___ Data extract ___

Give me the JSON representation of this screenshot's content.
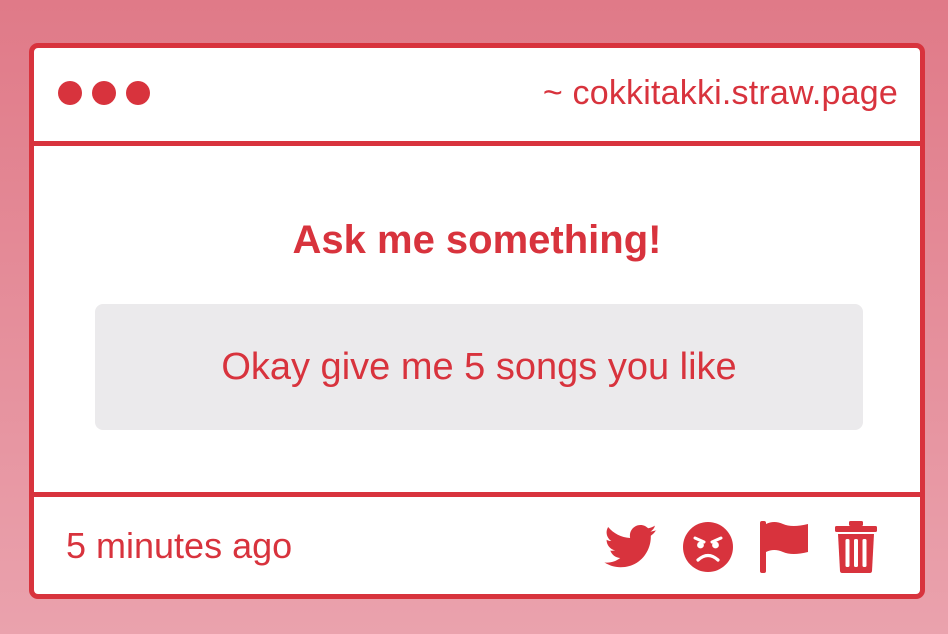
{
  "window": {
    "url": "~ cokkitakki.straw.page"
  },
  "main": {
    "prompt": "Ask me something!",
    "question": "Okay give me 5 songs you like"
  },
  "footer": {
    "timestamp": "5 minutes ago",
    "actions": [
      {
        "icon": "twitter-icon"
      },
      {
        "icon": "angry-face-icon"
      },
      {
        "icon": "flag-icon"
      },
      {
        "icon": "trash-icon"
      }
    ]
  },
  "colors": {
    "accent": "#d8333d",
    "background_top": "#e07a88",
    "background_bottom": "#eaa2ad",
    "question_bg": "#ebeaec"
  }
}
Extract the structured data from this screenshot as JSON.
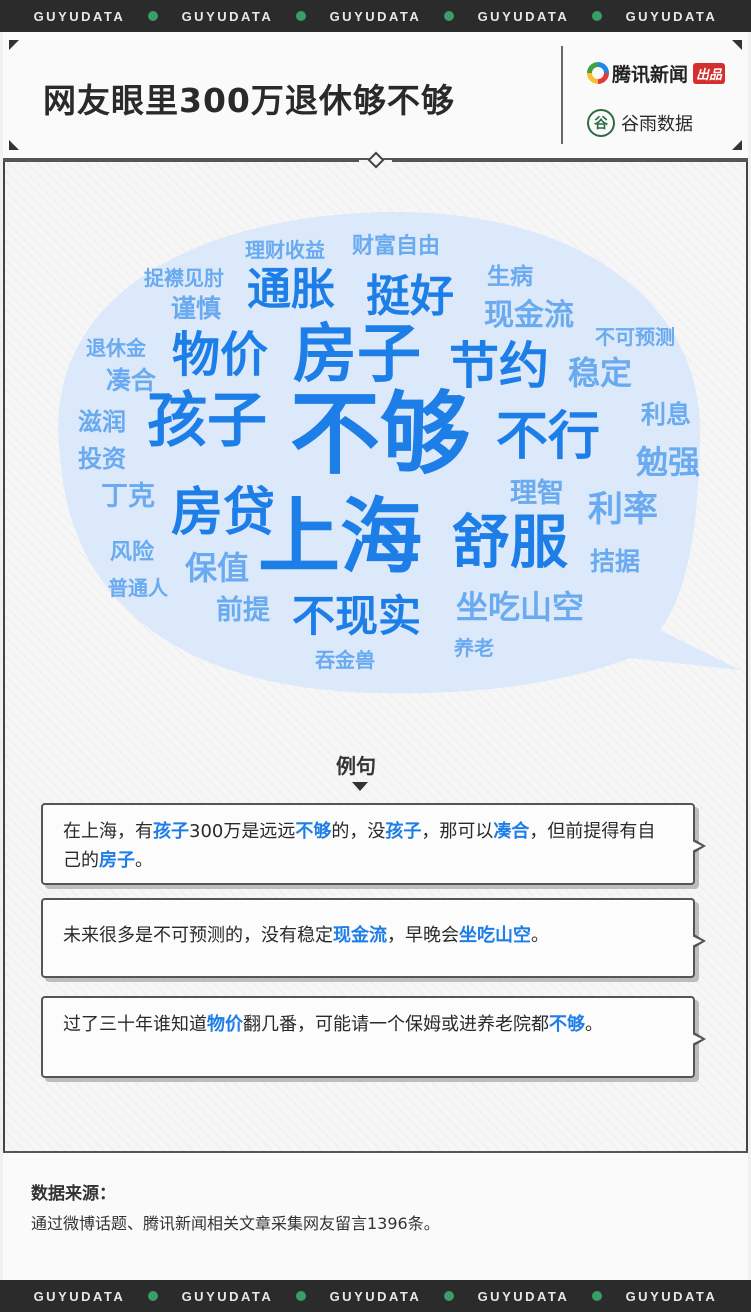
{
  "ribbon": {
    "text": "GUYUDATA",
    "repeat": 5
  },
  "header": {
    "title": "网友眼里300万退休够不够",
    "brand_primary": "腾讯新闻",
    "brand_badge": "出品",
    "brand_secondary": "谷雨数据",
    "brand_secondary_seal": "谷"
  },
  "word_cloud": {
    "colors": {
      "dark": "#1e7ee8",
      "light": "#6aaaf0",
      "bubble": "#dbe9fa"
    },
    "words": [
      {
        "text": "理财收益",
        "tone": "light"
      },
      {
        "text": "财富自由",
        "tone": "light"
      },
      {
        "text": "捉襟见肘",
        "tone": "light"
      },
      {
        "text": "生病",
        "tone": "light"
      },
      {
        "text": "谨慎",
        "tone": "light"
      },
      {
        "text": "通胀",
        "tone": "dark"
      },
      {
        "text": "挺好",
        "tone": "dark"
      },
      {
        "text": "现金流",
        "tone": "light"
      },
      {
        "text": "不可预测",
        "tone": "light"
      },
      {
        "text": "退休金",
        "tone": "light"
      },
      {
        "text": "物价",
        "tone": "dark"
      },
      {
        "text": "房子",
        "tone": "dark"
      },
      {
        "text": "节约",
        "tone": "dark"
      },
      {
        "text": "稳定",
        "tone": "light"
      },
      {
        "text": "凑合",
        "tone": "light"
      },
      {
        "text": "滋润",
        "tone": "light"
      },
      {
        "text": "孩子",
        "tone": "dark"
      },
      {
        "text": "不够",
        "tone": "dark"
      },
      {
        "text": "不行",
        "tone": "dark"
      },
      {
        "text": "利息",
        "tone": "light"
      },
      {
        "text": "投资",
        "tone": "light"
      },
      {
        "text": "勉强",
        "tone": "light"
      },
      {
        "text": "丁克",
        "tone": "light"
      },
      {
        "text": "理智",
        "tone": "light"
      },
      {
        "text": "房贷",
        "tone": "dark"
      },
      {
        "text": "利率",
        "tone": "light"
      },
      {
        "text": "上海",
        "tone": "dark"
      },
      {
        "text": "舒服",
        "tone": "dark"
      },
      {
        "text": "风险",
        "tone": "light"
      },
      {
        "text": "保值",
        "tone": "light"
      },
      {
        "text": "拮据",
        "tone": "light"
      },
      {
        "text": "普通人",
        "tone": "light"
      },
      {
        "text": "前提",
        "tone": "light"
      },
      {
        "text": "不现实",
        "tone": "dark"
      },
      {
        "text": "坐吃山空",
        "tone": "light"
      },
      {
        "text": "吞金兽",
        "tone": "light"
      },
      {
        "text": "养老",
        "tone": "light"
      }
    ]
  },
  "examples": {
    "title": "例句",
    "items": [
      [
        {
          "t": "在上海，有"
        },
        {
          "t": "孩子",
          "hl": true
        },
        {
          "t": "300万是远远"
        },
        {
          "t": "不够",
          "hl": true
        },
        {
          "t": "的，没"
        },
        {
          "t": "孩子",
          "hl": true
        },
        {
          "t": "，那可以"
        },
        {
          "t": "凑合",
          "hl": true
        },
        {
          "t": "，但前提得有自己的"
        },
        {
          "t": "房子",
          "hl": true
        },
        {
          "t": "。"
        }
      ],
      [
        {
          "t": "未来很多是不可预测的，没有稳定"
        },
        {
          "t": "现金流",
          "hl": true
        },
        {
          "t": "，早晚会"
        },
        {
          "t": "坐吃山空",
          "hl": true
        },
        {
          "t": "。"
        }
      ],
      [
        {
          "t": "过了三十年谁知道"
        },
        {
          "t": "物价",
          "hl": true
        },
        {
          "t": "翻几番，可能请一个保姆或进养老院都"
        },
        {
          "t": "不够",
          "hl": true
        },
        {
          "t": "。"
        }
      ]
    ]
  },
  "source": {
    "label": "数据来源：",
    "text": "通过微博话题、腾讯新闻相关文章采集网友留言1396条。"
  }
}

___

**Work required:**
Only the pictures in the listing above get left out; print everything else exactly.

**Solution to this exercise:**
Give me the JSON representation of this screenshot's content.
{
  "window": {
    "url": "~ cokkitakki.straw.page"
  },
  "main": {
    "prompt": "Ask me something!",
    "question": "Okay give me 5 songs you like"
  },
  "footer": {
    "timestamp": "5 minutes ago",
    "actions": [
      {
        "icon": "twitter-icon"
      },
      {
        "icon": "angry-face-icon"
      },
      {
        "icon": "flag-icon"
      },
      {
        "icon": "trash-icon"
      }
    ]
  },
  "colors": {
    "accent": "#d8333d",
    "background_top": "#e07a88",
    "background_bottom": "#eaa2ad",
    "question_bg": "#ebeaec"
  }
}
Extract the structured data from this screenshot as JSON.
{
  "ribbon": {
    "text": "GUYUDATA",
    "repeat": 5
  },
  "header": {
    "title": "网友眼里300万退休够不够",
    "brand_primary": "腾讯新闻",
    "brand_badge": "出品",
    "brand_secondary": "谷雨数据",
    "brand_secondary_seal": "谷"
  },
  "word_cloud": {
    "colors": {
      "dark": "#1e7ee8",
      "light": "#6aaaf0",
      "bubble": "#dbe9fa"
    },
    "words": [
      {
        "text": "理财收益",
        "tone": "light"
      },
      {
        "text": "财富自由",
        "tone": "light"
      },
      {
        "text": "捉襟见肘",
        "tone": "light"
      },
      {
        "text": "生病",
        "tone": "light"
      },
      {
        "text": "谨慎",
        "tone": "light"
      },
      {
        "text": "通胀",
        "tone": "dark"
      },
      {
        "text": "挺好",
        "tone": "dark"
      },
      {
        "text": "现金流",
        "tone": "light"
      },
      {
        "text": "不可预测",
        "tone": "light"
      },
      {
        "text": "退休金",
        "tone": "light"
      },
      {
        "text": "物价",
        "tone": "dark"
      },
      {
        "text": "房子",
        "tone": "dark"
      },
      {
        "text": "节约",
        "tone": "dark"
      },
      {
        "text": "稳定",
        "tone": "light"
      },
      {
        "text": "凑合",
        "tone": "light"
      },
      {
        "text": "滋润",
        "tone": "light"
      },
      {
        "text": "孩子",
        "tone": "dark"
      },
      {
        "text": "不够",
        "tone": "dark"
      },
      {
        "text": "不行",
        "tone": "dark"
      },
      {
        "text": "利息",
        "tone": "light"
      },
      {
        "text": "投资",
        "tone": "light"
      },
      {
        "text": "勉强",
        "tone": "light"
      },
      {
        "text": "丁克",
        "tone": "light"
      },
      {
        "text": "理智",
        "tone": "light"
      },
      {
        "text": "房贷",
        "tone": "dark"
      },
      {
        "text": "利率",
        "tone": "light"
      },
      {
        "text": "上海",
        "tone": "dark"
      },
      {
        "text": "舒服",
        "tone": "dark"
      },
      {
        "text": "风险",
        "tone": "light"
      },
      {
        "text": "保值",
        "tone": "light"
      },
      {
        "text": "拮据",
        "tone": "light"
      },
      {
        "text": "普通人",
        "tone": "light"
      },
      {
        "text": "前提",
        "tone": "light"
      },
      {
        "text": "不现实",
        "tone": "dark"
      },
      {
        "text": "坐吃山空",
        "tone": "light"
      },
      {
        "text": "吞金兽",
        "tone": "light"
      },
      {
        "text": "养老",
        "tone": "light"
      }
    ]
  },
  "examples": {
    "title": "例句",
    "items": [
      [
        {
          "t": "在上海，有"
        },
        {
          "t": "孩子",
          "hl": true
        },
        {
          "t": "300万是远远"
        },
        {
          "t": "不够",
          "hl": true
        },
        {
          "t": "的，没"
        },
        {
          "t": "孩子",
          "hl": true
        },
        {
          "t": "，那可以"
        },
        {
          "t": "凑合",
          "hl": true
        },
        {
          "t": "，但前提得有自己的"
        },
        {
          "t": "房子",
          "hl": true
        },
        {
          "t": "。"
        }
      ],
      [
        {
          "t": "未来很多是不可预测的，没有稳定"
        },
        {
          "t": "现金流",
          "hl": true
        },
        {
          "t": "，早晚会"
        },
        {
          "t": "坐吃山空",
          "hl": true
        },
        {
          "t": "。"
        }
      ],
      [
        {
          "t": "过了三十年谁知道"
        },
        {
          "t": "物价",
          "hl": true
        },
        {
          "t": "翻几番，可能请一个保姆或进养老院都"
        },
        {
          "t": "不够",
          "hl": true
        },
        {
          "t": "。"
        }
      ]
    ]
  },
  "source": {
    "label": "数据来源：",
    "text": "通过微博话题、腾讯新闻相关文章采集网友留言1396条。"
  }
}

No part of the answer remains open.